» WHAT TO DO
Within the records that follow, find every line containing the string "more". Copy those lines.

» THE DATA
= = = = =

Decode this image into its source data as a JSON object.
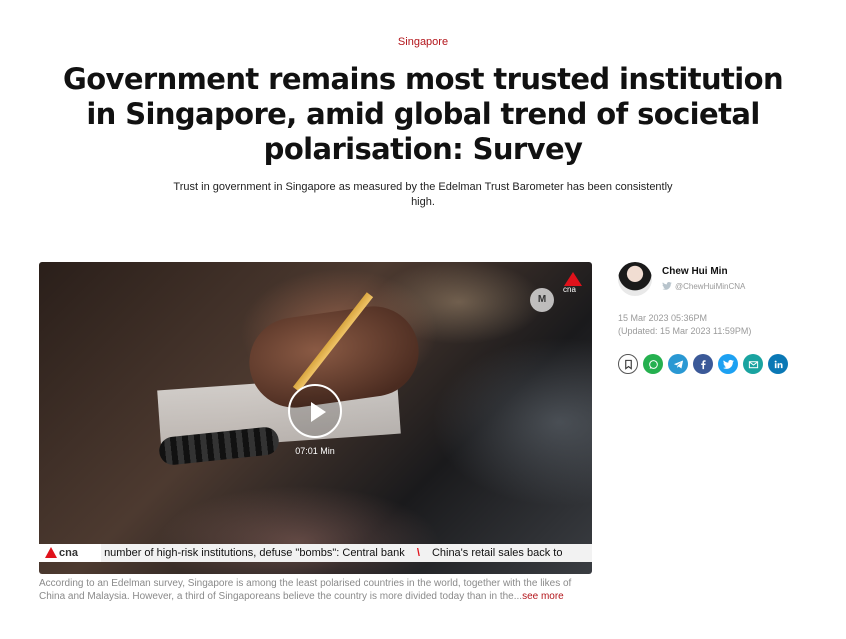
{
  "article": {
    "category": "Singapore",
    "headline": "Government remains most trusted institution in Singapore, amid global trend of societal polarisation: Survey",
    "dek": "Trust in government in Singapore as measured by the Edelman Trust Barometer has been consistently high."
  },
  "video": {
    "duration": "07:01 Min",
    "corner_logo": "cna",
    "ticker_logo": "cna",
    "ticker_items": [
      "number of high-risk institutions, defuse \"bombs\": Central bank",
      "China's retail sales back to"
    ],
    "caption": "According to an Edelman survey, Singapore is among the least polarised countries in the world, together with the likes of China and Malaysia. However, a third of Singaporeans believe the country is more divided today than in the...",
    "see_more_label": "see more"
  },
  "author": {
    "name": "Chew Hui Min",
    "handle": "@ChewHuiMinCNA",
    "published": "15 Mar 2023 05:36PM",
    "updated": "(Updated: 15 Mar 2023 11:59PM)"
  },
  "share": {
    "icons": [
      "bookmark-icon",
      "whatsapp-icon",
      "telegram-icon",
      "facebook-icon",
      "twitter-icon",
      "email-icon",
      "linkedin-icon"
    ]
  },
  "colors": {
    "brand_red": "#b3151b",
    "cna_red": "#e0121b",
    "whatsapp": "#25b04f",
    "telegram": "#2a98d3",
    "facebook": "#3b5998",
    "twitter": "#1da1f2",
    "email": "#19a3a0",
    "linkedin": "#0a78b5"
  }
}
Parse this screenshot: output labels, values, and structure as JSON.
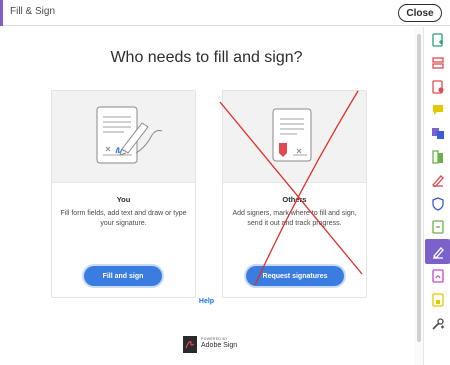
{
  "window": {
    "title": "Fill & Sign",
    "close_label": "Close"
  },
  "main": {
    "heading": "Who needs to fill and sign?",
    "help_label": "Help"
  },
  "cards": {
    "you": {
      "title": "You",
      "description": "Fill form fields, add text and draw or type your signature.",
      "button_label": "Fill and sign"
    },
    "others": {
      "title": "Others",
      "description": "Add signers, mark where to fill and sign, send it out and track progress.",
      "button_label": "Request signatures"
    }
  },
  "footer": {
    "powered_by": "POWERED BY",
    "brand": "Adobe Sign"
  },
  "right_rail": {
    "tools": [
      {
        "icon": "create-pdf-icon",
        "color": "#2d9d78"
      },
      {
        "icon": "organize-pages-icon",
        "color": "#e34850"
      },
      {
        "icon": "export-pdf-icon",
        "color": "#e34850"
      },
      {
        "icon": "comment-icon",
        "color": "#e8c600"
      },
      {
        "icon": "combine-files-icon",
        "color": "#7b61c9"
      },
      {
        "icon": "compare-icon",
        "color": "#6ab04c"
      },
      {
        "icon": "edit-pdf-icon",
        "color": "#e34850"
      },
      {
        "icon": "protect-icon",
        "color": "#3b5bdb"
      },
      {
        "icon": "scan-ocr-icon",
        "color": "#6ab04c"
      },
      {
        "icon": "fill-sign-icon",
        "color": "#ffffff",
        "active": true
      },
      {
        "icon": "send-for-signature-icon",
        "color": "#c04bc0"
      },
      {
        "icon": "action-wizard-icon",
        "color": "#e8c600"
      },
      {
        "icon": "more-tools-icon",
        "color": "#4b4b4b"
      }
    ]
  },
  "colors": {
    "accent": "#7b61c9",
    "primary_button": "#3b7ce0",
    "link": "#1473e6",
    "cross_annotation": "#e0302a"
  }
}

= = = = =

» WRITTEN ANSWER
    "caption": "According to an Edelman survey, Singapore is among the least polarised countries in the world, together with the likes of China and Malaysia. However, a third of Singaporeans believe the country is more divided today than in the...",
    "see_more_label": "see more"
        "icon": "more-tools-icon",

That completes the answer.